--- What is being asked ---
In the entries below, tally the lines that contain the string "edwardbenson", then state that number alone.

--- Material for the task ---
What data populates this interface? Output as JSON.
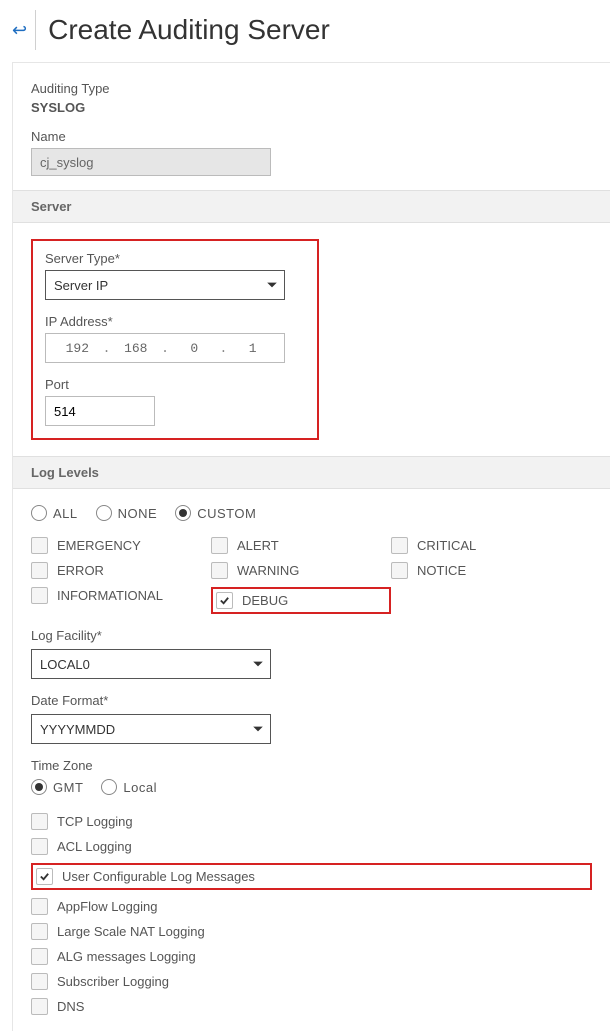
{
  "header": {
    "title": "Create Auditing Server"
  },
  "auditing": {
    "type_label": "Auditing Type",
    "type_value": "SYSLOG",
    "name_label": "Name",
    "name_value": "cj_syslog"
  },
  "server": {
    "section_title": "Server",
    "server_type_label": "Server Type*",
    "server_type_value": "Server IP",
    "ip_label": "IP Address*",
    "ip_octets": [
      "192",
      "168",
      "0",
      "1"
    ],
    "port_label": "Port",
    "port_value": "514"
  },
  "loglevels": {
    "section_title": "Log Levels",
    "radios": {
      "all": "ALL",
      "none": "NONE",
      "custom": "CUSTOM",
      "selected": "custom"
    },
    "checks": {
      "emergency": "EMERGENCY",
      "alert": "ALERT",
      "critical": "CRITICAL",
      "error": "ERROR",
      "warning": "WARNING",
      "notice": "NOTICE",
      "informational": "INFORMATIONAL",
      "debug": "DEBUG"
    },
    "log_facility_label": "Log Facility*",
    "log_facility_value": "LOCAL0",
    "date_format_label": "Date Format*",
    "date_format_value": "YYYYMMDD",
    "timezone_label": "Time Zone",
    "timezone": {
      "gmt": "GMT",
      "local": "Local",
      "selected": "gmt"
    },
    "options": {
      "tcp": "TCP Logging",
      "acl": "ACL Logging",
      "ucm": "User Configurable Log Messages",
      "appflow": "AppFlow Logging",
      "lsnat": "Large Scale NAT Logging",
      "alg": "ALG messages Logging",
      "subscriber": "Subscriber Logging",
      "dns": "DNS"
    }
  }
}
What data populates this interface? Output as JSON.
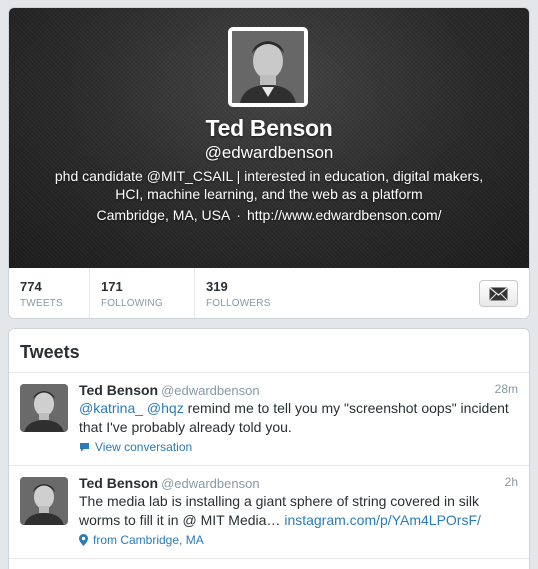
{
  "profile": {
    "name": "Ted Benson",
    "handle": "@edwardbenson",
    "bio": "phd candidate @MIT_CSAIL | interested in education, digital makers, HCI, machine learning, and the web as a platform",
    "location": "Cambridge, MA, USA",
    "separator": "·",
    "url": "http://www.edwardbenson.com/"
  },
  "stats": [
    {
      "count": "774",
      "label": "TWEETS"
    },
    {
      "count": "171",
      "label": "FOLLOWING"
    },
    {
      "count": "319",
      "label": "FOLLOWERS"
    }
  ],
  "message_button": {
    "icon": "envelope-icon"
  },
  "tweets_section": {
    "heading": "Tweets",
    "items": [
      {
        "fullname": "Ted Benson",
        "screen_name": "@edwardbenson",
        "time": "28m",
        "mention1": "@katrina_",
        "mention2": "@hqz",
        "text": " remind me to tell you my \"screenshot oops\" incident that I've probably already told you.",
        "meta_label": "View conversation",
        "meta_icon": "speech-bubble-icon"
      },
      {
        "fullname": "Ted Benson",
        "screen_name": "@edwardbenson",
        "time": "2h",
        "text": "The media lab is installing a giant sphere of string covered in silk worms to fill it in @ MIT Media… ",
        "link": "instagram.com/p/YAm4LPOrsF/",
        "meta_label": "from Cambridge, MA",
        "meta_icon": "location-pin-icon"
      }
    ]
  },
  "colors": {
    "link": "#2b7bb9",
    "muted": "#8899a6",
    "header_bg": "#2a2a2a"
  }
}
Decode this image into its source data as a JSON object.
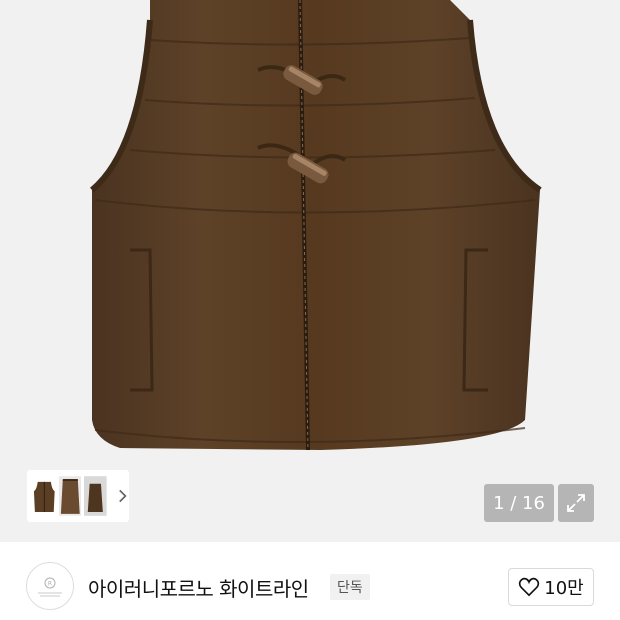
{
  "gallery": {
    "counter": "1 / 16",
    "image_alt": "brown padded toggle vest",
    "colors": {
      "vest": "#5a3f25",
      "background": "#f1f1f1"
    }
  },
  "thumbnails": {
    "icons": [
      "vest-front-thumb-icon",
      "vest-back-thumb-icon",
      "vest-side-thumb-icon"
    ],
    "next_icon": "chevron-right-icon"
  },
  "expand": {
    "icon": "expand-arrows-icon"
  },
  "brand": {
    "name": "아이러니포르노 화이트라인",
    "badge": "단독",
    "logo_icon": "brand-logo-icon"
  },
  "like": {
    "count": "10만",
    "icon": "heart-outline-icon"
  }
}
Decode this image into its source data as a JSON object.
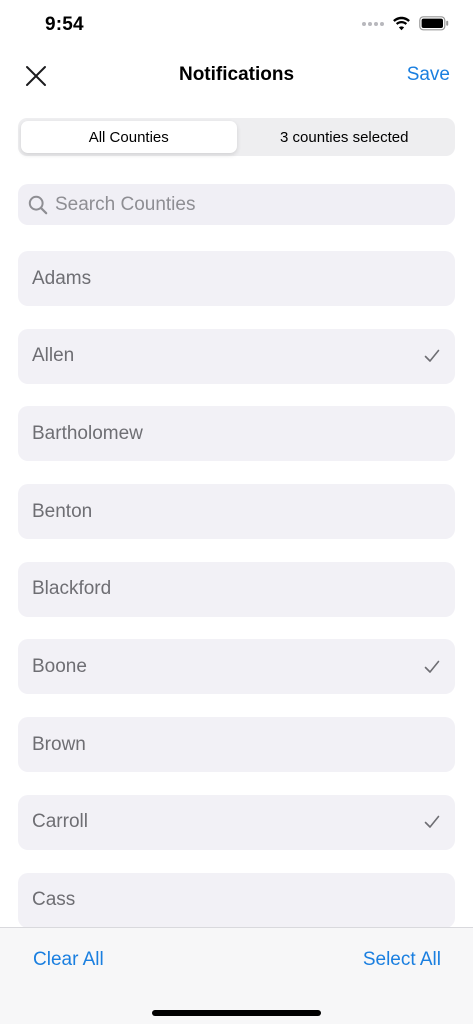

--- Answer space ---
4